§ **THE PROBLEM**: Which lines of the listing below contain the word "title"? Copy each of them.

§ **EXERCISE MATERIAL**:
^^^^

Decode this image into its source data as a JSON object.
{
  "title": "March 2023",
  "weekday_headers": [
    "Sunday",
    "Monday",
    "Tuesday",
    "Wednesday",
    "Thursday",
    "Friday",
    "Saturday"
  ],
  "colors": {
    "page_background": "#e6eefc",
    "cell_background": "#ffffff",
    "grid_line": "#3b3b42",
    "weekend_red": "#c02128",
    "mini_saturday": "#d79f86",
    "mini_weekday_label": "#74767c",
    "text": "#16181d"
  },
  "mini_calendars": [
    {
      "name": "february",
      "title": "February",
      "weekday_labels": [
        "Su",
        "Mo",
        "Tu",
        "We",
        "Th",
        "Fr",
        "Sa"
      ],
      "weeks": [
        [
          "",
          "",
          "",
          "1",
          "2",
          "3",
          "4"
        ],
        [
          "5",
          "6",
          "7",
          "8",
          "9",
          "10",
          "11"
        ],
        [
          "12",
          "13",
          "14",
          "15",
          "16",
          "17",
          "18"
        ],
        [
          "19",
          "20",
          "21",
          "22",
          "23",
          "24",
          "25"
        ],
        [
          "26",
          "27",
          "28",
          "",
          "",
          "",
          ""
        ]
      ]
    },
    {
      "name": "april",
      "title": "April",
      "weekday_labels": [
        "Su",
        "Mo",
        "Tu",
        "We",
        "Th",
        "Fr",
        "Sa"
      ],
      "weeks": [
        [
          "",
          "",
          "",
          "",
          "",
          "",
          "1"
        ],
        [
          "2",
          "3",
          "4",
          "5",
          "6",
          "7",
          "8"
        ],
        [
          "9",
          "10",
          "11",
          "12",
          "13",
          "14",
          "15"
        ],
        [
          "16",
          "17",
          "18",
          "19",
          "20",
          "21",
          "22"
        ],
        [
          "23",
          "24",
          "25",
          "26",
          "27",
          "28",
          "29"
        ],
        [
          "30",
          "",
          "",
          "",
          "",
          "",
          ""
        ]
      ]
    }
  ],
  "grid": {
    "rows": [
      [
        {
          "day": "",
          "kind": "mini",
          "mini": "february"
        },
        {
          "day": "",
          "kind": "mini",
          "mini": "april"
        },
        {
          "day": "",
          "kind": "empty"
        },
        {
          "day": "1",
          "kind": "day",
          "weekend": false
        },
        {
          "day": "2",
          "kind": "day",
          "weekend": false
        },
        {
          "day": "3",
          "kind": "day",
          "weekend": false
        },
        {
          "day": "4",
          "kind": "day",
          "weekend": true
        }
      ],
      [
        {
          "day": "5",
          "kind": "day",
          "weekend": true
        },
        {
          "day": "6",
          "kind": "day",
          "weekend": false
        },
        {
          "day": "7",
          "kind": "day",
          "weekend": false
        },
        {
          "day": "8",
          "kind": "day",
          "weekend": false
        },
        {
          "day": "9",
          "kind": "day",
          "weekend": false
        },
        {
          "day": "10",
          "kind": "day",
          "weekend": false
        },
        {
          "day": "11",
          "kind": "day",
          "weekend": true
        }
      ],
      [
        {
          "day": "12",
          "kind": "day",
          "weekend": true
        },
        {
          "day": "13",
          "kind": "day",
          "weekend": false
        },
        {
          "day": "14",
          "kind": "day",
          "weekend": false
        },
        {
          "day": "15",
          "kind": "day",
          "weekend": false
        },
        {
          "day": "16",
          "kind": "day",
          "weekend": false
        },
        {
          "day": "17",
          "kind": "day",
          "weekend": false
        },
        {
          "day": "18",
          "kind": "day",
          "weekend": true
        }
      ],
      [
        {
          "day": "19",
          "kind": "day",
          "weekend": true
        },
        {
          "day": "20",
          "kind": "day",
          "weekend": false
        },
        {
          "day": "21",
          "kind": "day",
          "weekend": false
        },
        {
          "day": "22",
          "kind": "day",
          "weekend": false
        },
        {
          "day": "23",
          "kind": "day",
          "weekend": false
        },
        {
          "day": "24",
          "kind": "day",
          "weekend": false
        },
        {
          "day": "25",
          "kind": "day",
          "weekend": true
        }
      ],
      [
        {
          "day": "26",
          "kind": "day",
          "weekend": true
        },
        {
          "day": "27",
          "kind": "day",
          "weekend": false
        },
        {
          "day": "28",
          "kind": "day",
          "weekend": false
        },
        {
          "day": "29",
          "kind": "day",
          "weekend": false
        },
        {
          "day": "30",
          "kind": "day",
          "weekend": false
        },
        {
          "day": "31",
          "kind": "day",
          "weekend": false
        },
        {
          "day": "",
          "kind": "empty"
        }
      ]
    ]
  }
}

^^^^

§ **SOLUTION**:
  "title": "March 2023",
      "title": "February",
      "title": "April",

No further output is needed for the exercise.